Atheists from England to the West Coast of America are stepping up their efforts this year to make a bigger antagonistic splash on the Christmas scene. From London and Washington, D.C., buses to Colorado billboards, skeptics are skewering religions with little respect to the adherents of the religions.
At the forefront is a group's government-sanctioned posting of a sign by a Nativity scene in the Capitol of Washington state (and now also in Wisconsin and Illinois): "At this season of THE WINTER SOLSTICE may reason prevail. There are no gods, no devils, no angels, no heaven or hell. There is only our natural world. Religion is but myth and superstition that hardens hearts and enslaves minds."
I am a patriot, and I believe that atheists are free to believe, speak and post whatever they want. This is America, and that's their First Amendment right. But to do so with harassment and hatred under the guise of free speech is despicable. An anti-religious poster filled with spite is in no way equal to a religious symbol, such as a Nativity scene. Where are the political correctness police when religious followers are the victims?
If such words were written against any social minority group, protests would be ubiquitous. But anti-religious bigotry is in vogue these days. Still, there is absolutely no justification for these atheists' written revile. And if they want to keep using hate-filled language against theists -- particularly Christians -- then they shouldn't be surprised when they meet up with a yuletide (written) roundhouse kick.
Anyone can spew disdain for religion, but is that what America's Founders created our rights for? Just because they post such verbal vomit, does that demonstrate intellectual superiority or the type of moral decency our Founders hoped we would perpetuate?
What profit would there be if I posted a taunt that atheists had no vital part in the founding of our country? As Benjamin Franklin noted in his 1787 pamphlet for those in Europe thinking of relocating to America: "To this may be truly added, that serious religion, under its various denominations, is not only tolerated but respected and practiced. Atheism is unknown there."
What profit would there be if I posted a claim that atheists are un-American because they try to suppress theists' freedom of religion by the false notion of separation of church and state?
What profit would there be if I posted the accusation that atheists are imprudent because they exhaust too much time trying to convince everyone else of the absence of a being who doesn't exist?What profit would there be if I posted a retort that atheists are igmos because they try to replace Christmas with winter solstice celebrations, which are ancient pagan festivals entrenched in polytheistic religions?

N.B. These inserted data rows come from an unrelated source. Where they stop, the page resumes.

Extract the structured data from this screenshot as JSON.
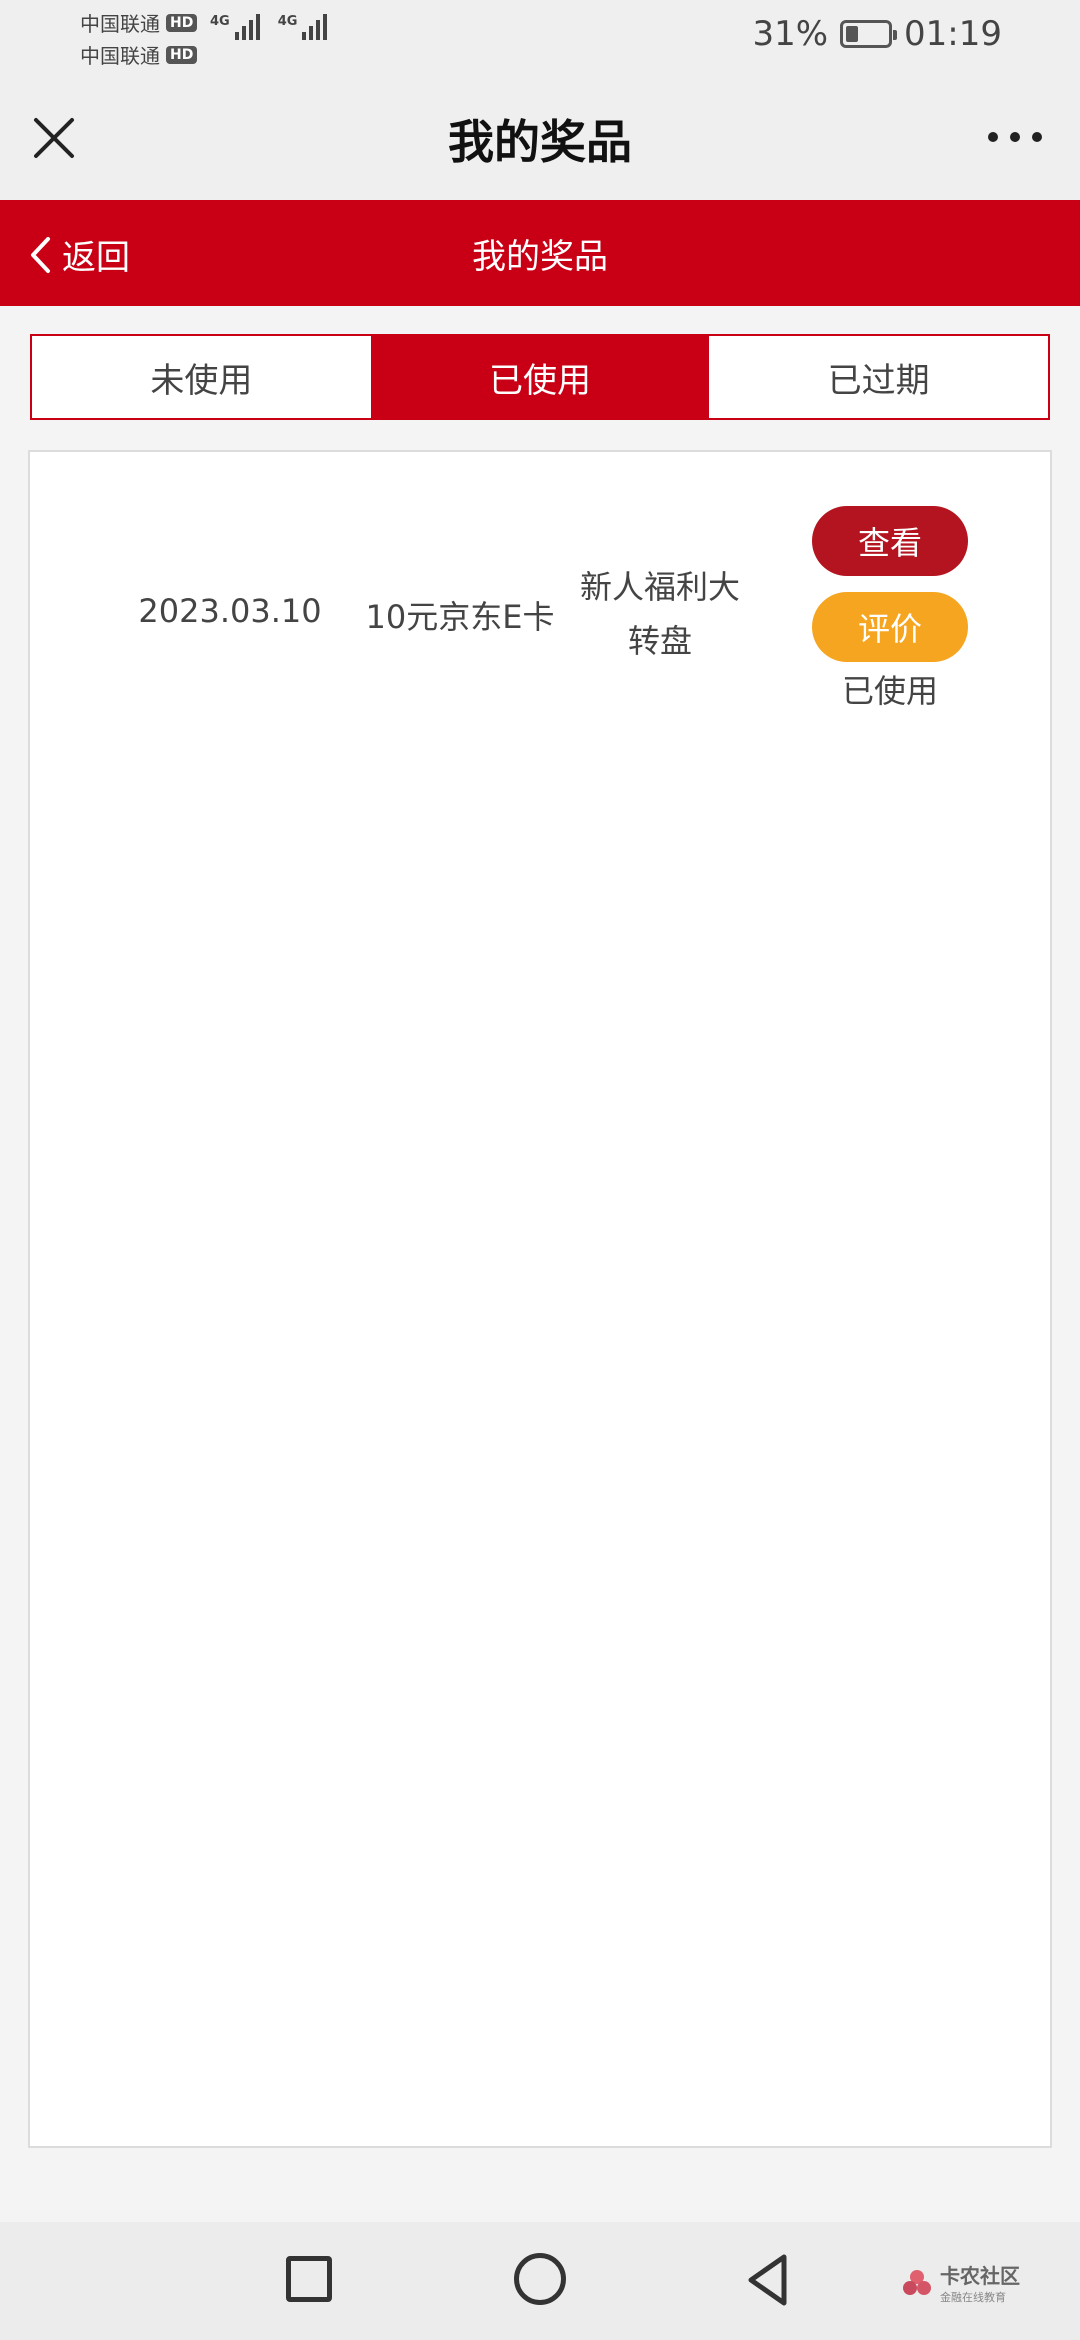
{
  "status_bar": {
    "carrier_1": "中国联通",
    "carrier_2": "中国联通",
    "hd_badge": "HD",
    "network_1": "4G",
    "network_2": "4G",
    "battery_percent": "31%",
    "battery_level": 0.31,
    "time": "01:19"
  },
  "title_bar": {
    "title": "我的奖品",
    "close_icon": "close-icon",
    "more_icon": "more-dots-icon"
  },
  "header": {
    "back_label": "返回",
    "title": "我的奖品",
    "background_color": "#c90015"
  },
  "tabs": [
    {
      "label": "未使用",
      "active": false
    },
    {
      "label": "已使用",
      "active": true
    },
    {
      "label": "已过期",
      "active": false
    }
  ],
  "prizes": [
    {
      "date": "2023.03.10",
      "prize": "10元京东E卡",
      "source_line1": "新人福利大",
      "source_line2": "转盘",
      "view_button": "查看",
      "review_button": "评价",
      "status": "已使用"
    }
  ],
  "nav": {
    "recent_icon": "square-icon",
    "home_icon": "circle-icon",
    "back_icon": "triangle-back-icon"
  },
  "watermark": {
    "main": "卡农社区",
    "sub": "金融在线教育"
  },
  "colors": {
    "accent_red": "#c90015",
    "view_button": "#b3141f",
    "review_button": "#f6a520"
  }
}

What profit would there be if I posted that atheism hides behind a false pretense that it is scientific when eminent scientist Paul Davies -- the renowned British-born physicist, agnostic and professor of cosmology, quantum field theory and astrobiology -- once spoke against the certainty of atheism to Time magazine (in the column "Science, God, and Man"): "Agnosticism -- reserving judgment about divine purpose -- remains as defensible as ever, but atheism -- the confident denial of divine purpose -- becomes trickier. If you admit that we can't peer behind a curtain, how can you be sure there's nothing there?"
What profit would there be if I posted that atheists are totally blind to the pristine beauty and ordered complexity of creation, so they cannot see the hand of a Creator? As the Bible pointed out 2,000 years ago, "For since the creation of the world, God's invisible qualities -- his eternal power and divine nature -- have been clearly seen, being understood from what has been made, so that men are without excuse."
What profit would there be if I posted the fact that atheists denigrate every religion and prayer that ever has been offered? To say God doesn't exist is to say every religious leader in every age was delusional at best. And it also is to say that not one prayer on any continent in any era of human history has been answered. That premise alone rules atheism preposterous and foolish.
Finally, what profit would there be if I posted that I agree with my friend Mike Huckabee, who said on his book tour via Fox News that atheists shouldn't be fighting for a holiday in December when they already have a holiday: April Fools' Day (a holiday also grounded in sacred Scripture, "The fool says in his heart, 'There is no god'")?
I'd like to remind our nation that it was only a short time ago when Ronald Reagan freely spoke for the majority by explicitly and passionately conveying belief in Jesus Christ during his presidential Christmas addresses. Compare the message in his Dec. 23, 1981, speech with that of the present day, when the very term "Christmas" is being erased from every corner of culture.
As long as different displays line the corridors of Washington state's Capitol like Christmas potpourri, let me posit this last idea as a final pre-Christmas posting. At the base of the bust of George Washington (which stands between the atheists' winter solstice sign and the Nativity scene in the Washington state Capitol), I suggest the posting of one more sign, which would contain the wisdom from George Washington's farewell address: "Of all the dispositions and habits which lead to political prosperity, religion and morality are indispensable supports. In vain would that man claim the tribute of patriotism, who should labor to subvert these great pillars of human happiness, these firmest props of the duties of men and citizens."
(Note: In the spirit of Christmas, Chuck is giving away a free chapter of his current New York Times best-seller, "Black Belt Patriotism."